However, I think that there’s also a lot of pressure in the disability community to pretend that nothing bothers you and you would never have it any other way. Not only do you love your life as a disabled person, but you would never want to be able-bodied again. Any challenges you have, according to them, are the product of an able-bodied society that is prejudiced against disabled people and nothing more.

I agree that ableism is a problem for all disabled people, and even for able-bodied people. Ableist slurs are used against them, too, and they live in fear of becoming like us because of the way that our culture views the disabled. However, ableism could be eliminated tomorrow and it still wouldn’t erase all of the problems that disabled people will face over the course of our lives, so it can’t be the only thing that the disabled community talks about.

Not to mention, the idea that some disabilities are not inherently unpleasant is just wrong. People with severe mental illnesses have to live with their own depression and anxiety every day, which is going to hurt no matter how people react to it. I’m sure my cultural perception of people made losing a leg worse, since our culture rarely acknowledges the existence of the disabled. However, when I get phantom pains for my leg or when it’s frustrating that my prosthesis is not capable of sensation, that isn’t purely the result of an ableist society.

I felt pressure from the disability community to ‘just get over’ the loss of my leg when I was a teenager.
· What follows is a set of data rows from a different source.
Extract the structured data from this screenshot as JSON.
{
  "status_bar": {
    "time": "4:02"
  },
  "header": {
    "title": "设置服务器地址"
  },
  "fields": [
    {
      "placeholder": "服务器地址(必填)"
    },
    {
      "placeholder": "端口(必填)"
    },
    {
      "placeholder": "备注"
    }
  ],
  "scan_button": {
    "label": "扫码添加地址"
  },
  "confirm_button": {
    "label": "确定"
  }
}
I also felt the same pressure from the people who are not members of the disability community and who just don’t want to have to think about something similar happening to them, so they demand that you shut up about it one way or another. There are plenty of people in this culture who cannot handle negativity of any kind, even if it is justified. They seem to think that if they’re positive all the time, then nothing bad will ever happen to them. Really, it just means that they will be less equipped to cope with the bad things that can and will happen to them at the worst of times.
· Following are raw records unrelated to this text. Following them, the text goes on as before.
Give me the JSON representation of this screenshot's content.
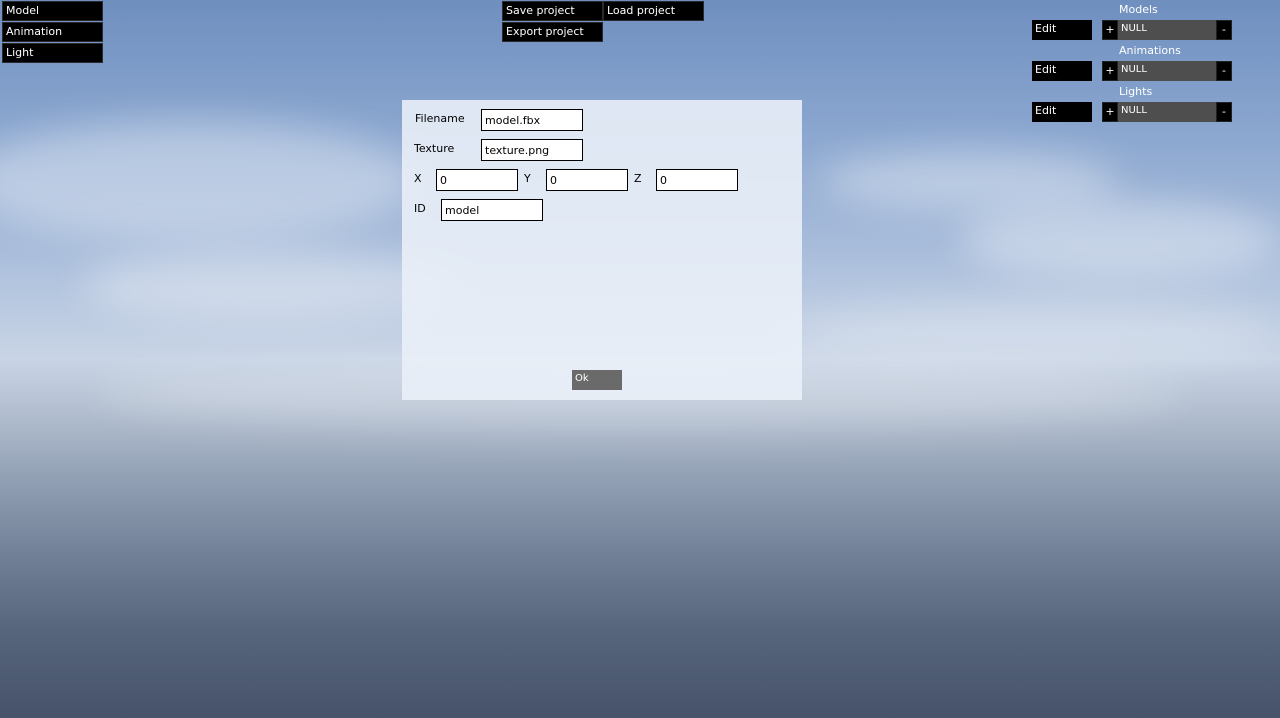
{
  "left_menu": [
    "Model",
    "Animation",
    "Light"
  ],
  "file_menu": {
    "save": "Save project",
    "load": "Load project",
    "export": "Export project"
  },
  "right_panel": [
    {
      "title": "Models",
      "edit": "Edit",
      "plus": "+",
      "value": "NULL",
      "minus": "-"
    },
    {
      "title": "Animations",
      "edit": "Edit",
      "plus": "+",
      "value": "NULL",
      "minus": "-"
    },
    {
      "title": "Lights",
      "edit": "Edit",
      "plus": "+",
      "value": "NULL",
      "minus": "-"
    }
  ],
  "dialog": {
    "filename_label": "Filename",
    "filename_value": "model.fbx",
    "texture_label": "Texture",
    "texture_value": "texture.png",
    "x_label": "X",
    "x_value": "0",
    "y_label": "Y",
    "y_value": "0",
    "z_label": "Z",
    "z_value": "0",
    "id_label": "ID",
    "id_value": "model",
    "ok_label": "Ok"
  }
}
I should never be told to get over it by anyone, and neither should anyone else. The disability community definitely should never say anything of the sort. Some people develop Post-Traumatic Stress Disorder as a result of the loss of a limb. I was fortunate enough to avoid that problem, although coping with the loss of a leg was really difficult at first. However, the disability community may ironically end up being ableist if they try to pressure other members to ‘just get over’ their disabilities, since the anxiety itself may be just another disability and another cross for them to bear.
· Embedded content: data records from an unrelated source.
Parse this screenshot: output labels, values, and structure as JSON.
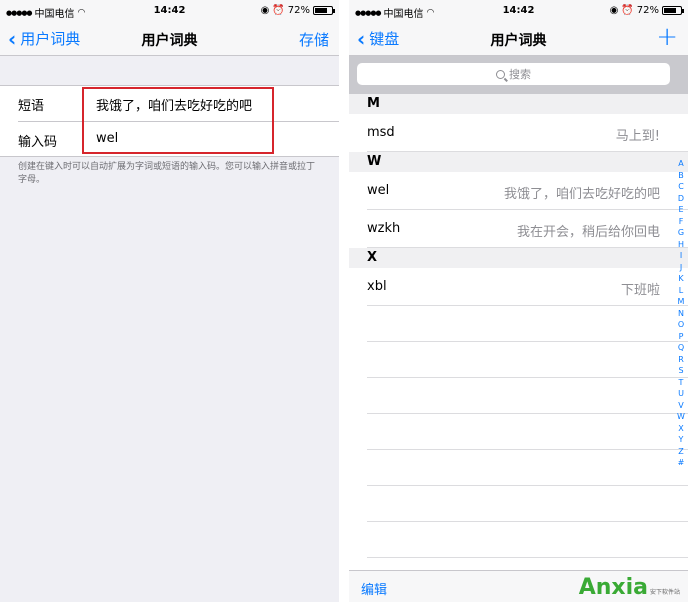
{
  "status": {
    "carrier": "中国电信",
    "time": "14:42",
    "battery": "72%",
    "battery_level": 0.72
  },
  "left": {
    "back_label": "用户词典",
    "title": "用户词典",
    "save_label": "存储",
    "phrase_label": "短语",
    "phrase_value": "我饿了，咱们去吃好吃的吧",
    "shortcut_label": "输入码",
    "shortcut_value": "wel",
    "footnote": "创建在键入时可以自动扩展为字词或短语的输入码。您可以输入拼音或拉丁字母。"
  },
  "right": {
    "back_label": "键盘",
    "title": "用户词典",
    "add_label": "+",
    "search_placeholder": "搜索",
    "sections": [
      {
        "letter": "M",
        "rows": [
          {
            "key": "msd",
            "phrase": "马上到!"
          }
        ]
      },
      {
        "letter": "W",
        "rows": [
          {
            "key": "wel",
            "phrase": "我饿了，咱们去吃好吃的吧"
          },
          {
            "key": "wzkh",
            "phrase": "我在开会，稍后给你回电"
          }
        ]
      },
      {
        "letter": "X",
        "rows": [
          {
            "key": "xbl",
            "phrase": "下班啦"
          }
        ]
      }
    ],
    "index": [
      "A",
      "B",
      "C",
      "D",
      "E",
      "F",
      "G",
      "H",
      "I",
      "J",
      "K",
      "L",
      "M",
      "N",
      "O",
      "P",
      "Q",
      "R",
      "S",
      "T",
      "U",
      "V",
      "W",
      "X",
      "Y",
      "Z",
      "#"
    ],
    "edit_label": "编辑"
  },
  "watermark": {
    "main": "Anxia",
    "sub": "安下软件站"
  },
  "colors": {
    "accent": "#0a7aff",
    "highlight": "#d6252c",
    "watermark": "#3aaa35"
  }
}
I love my life. Losing a leg didn’t somehow make my life too difficult to bear, and a legless body can still be a healthy body. However, of course I wish that the accident never happened to me and I didn’t have to spend all of those years adjusting to life as an amputee. I wonder what would have happened when I was in my late teens and twenties if the accident hadn’t happened, and that is a version of my life that I will never get back and can never get back. It is okay to mourn the loss of the life that your disability stole from you. It is also okay to learn to love the new life that you have now, rather than holding out hope for a treatment that will never come. Getting to that point is a journey, and it is your journey to take. Don’t let people of any political persuasion rush you.